All the remaining strains of Welsh cattle were recognized as one breed in 1904, when the Welsh Black Cattle Society united into one register the Herd Books of North and South Wales.
The Longhorn or “Dishley” breed of cattle is one of the most interesting historically. It was with Longhorns that Robert Bakewell, of Dishley, Leicestershire (1726–1795), showed his remarkable skill as an improver of cattle in the middle of the 18th century. At one period Longhorns spread widely over England and Ireland, but, as the Shorthorns extended their domain, the Longhorns made way for them. They are big, rather clumsy animals, with long drooping horns, which are very objectionable in these days of cattle transport by rail and sea. They are slow in coming to maturity, but are very hardy. The bullocks feed up to heavy weights, and the cows are fair milkers. No lover of cattle can view these quaint creatures without a feeling of satisfaction that the efforts made to resuscitate a breed which has many useful qualities to commend it have been successful, and that the extinction which threatened it in the 'eighties of last century is no longer imminent. In 1907 there were twenty-two Longhorn herds containing about four hundred registered cattle located mainly in the English midlands and Man.

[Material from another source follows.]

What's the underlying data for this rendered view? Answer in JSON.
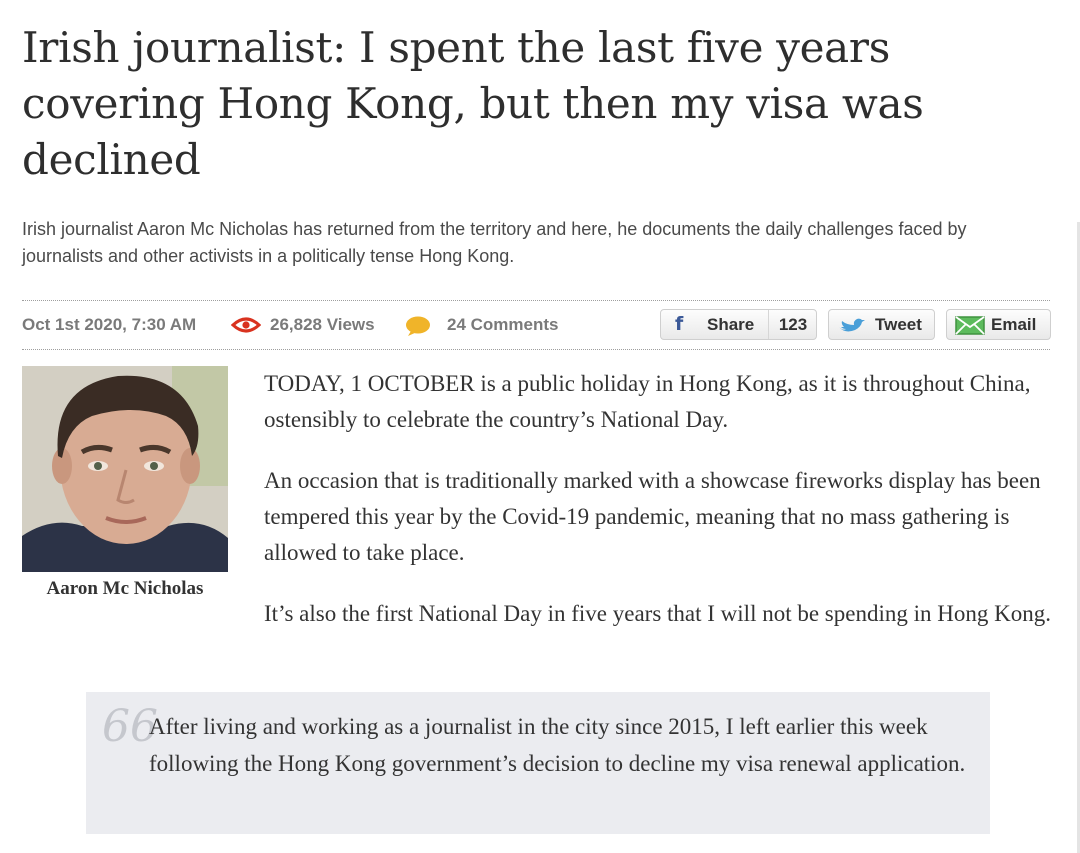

The Red Poll breed, though old, has only come into prominence within recent years. They were known as the East Anglian Polls, and later as the Norfolk and Suffolk Polled cattle, being confined chiefly to these two counties. They are symmetrically built, of medium size, and of uniformly red colour. They have a tuft of hair on the poll. As dairy cattle, they are noted for the length of the period during which they continue in milk. Not less are they valued as beef-producers, and, as they are hardy and docile, they fatten readily and mature fairly early. Hence, like the Lincolnshire Red Shorthorn, they may claim to be a dual-purpose breed. As beef cattle they are always seen to advantage at the Norwich Christmas cattle show, held annually in November.
The Aberdeen-Angus, a polled, black breed, the cows of which are often termed “Doddies,” belongs to Aberdeenshire and adjacent parts of Scotland, but many herds are maintained in England and some in Ireland. The steers and heifers fed for the butcher attain great weight, make first-class show beasts, and yield beef of excellent quality. The cross between the Shorthorn and the Aberdeen-Angus is a favourite in the meat markets and at fat-stock competitions.
The Galloways are named from the district, Kirkcudbright and Wigtonshire, in the south-west of Scotland, to which they are native. Like the Aberdeen-Angus cattle, they are hornless, and normally of a black colour. But, with a thicker hide and shaggy hair, suited to a wet climate, they have a coarser appearance than the Aberdeen-Angus, the product of a less humid region, though
- Housman, “Robert Bakewell,” Jour. Roy. Agric. Soc. (1894).